Phillips announced during a press conference at Jamaica House yesterday that the Government would be increasing its primary surplus from 6.3 per cent of gross domestic product (GDP) to 7.5 per cent next fiscal year.
Phillips said the target would be maintained until 2016-2017, adding that it is a critical plank of the debt-reduction programme.
In the 2012-2013 Budget, Phillips targeted a primary surplus of $83 billion or 6.3 per cent of GDP. However, at the end of November 2012, the fiscal surplus was $31 billion as revenues were running $10.3 billion behind projection.
A target of 7.5 per cent of GDP is approximately $97 billion.
Financial analyst Ralston Hyman yesterday said the Government would be making the economy smaller if it was to achieve the targeted increase in the primary surplus.
"Based on the state of the economy, it is going to be difficult for them to do that. Revenues are behind target and the balance in achieving the primary surplus would be more skewed to reducing spending," Hyman said.
He added: "It is going to be extreme pain ... . If there is going to be wage restraint in an environment where the dollar is sliding and prices are rising, it means that the standard of living is going to fall and more people are going to slip into poverty."

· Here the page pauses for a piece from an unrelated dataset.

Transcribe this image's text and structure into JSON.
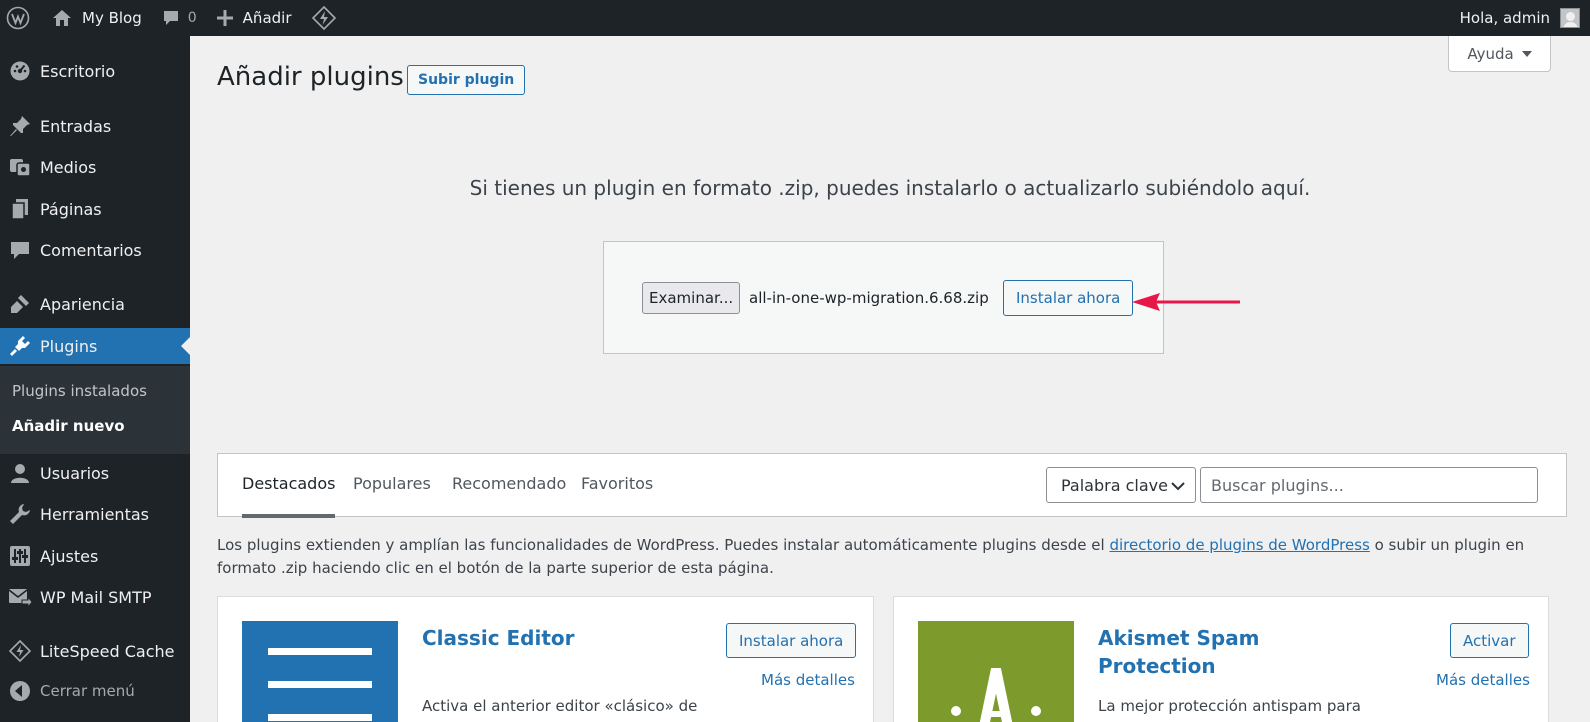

Phillips yesterday foreshadowed that an agreement may not be inked with the International Monetary Fund (IMF) until there is an agreement for wage freeze with public-sector workers.
"A firm commitment on wage restraint in the public sector is likely to be a prior action requirement of the programme," Phillips said.
"These measures will require sacrifice for all sectors of the society. However, that is the price we all have to pay if we are to achieve macroeconomic stability which is necessary for growth and for job creation."
He added: "The Cabinet insists that these burdens must be equitably shared and as far as possible, the most vulnerable in the society must be protected."
According to Phillips, the IMF programme being contemplated would contain a mechanism which would explicitly state the minimum that can be spent on social programmes such as the Programme of Advancement Through Health and Education.
In the meantime, Phillips said the IMF and Jamaica continue to discuss the issue of a voluntary liability management operation in relation to the debt.
"No haircut is contemplated. Cabinet is committed to the sustainability of the financial sector and the maintenance of its integrity," Phillips declared.
He said, however, that the Government "will be engaged further in voluntary and necessary debt-liability management because, as we said, sacrifices will have to be borne by all".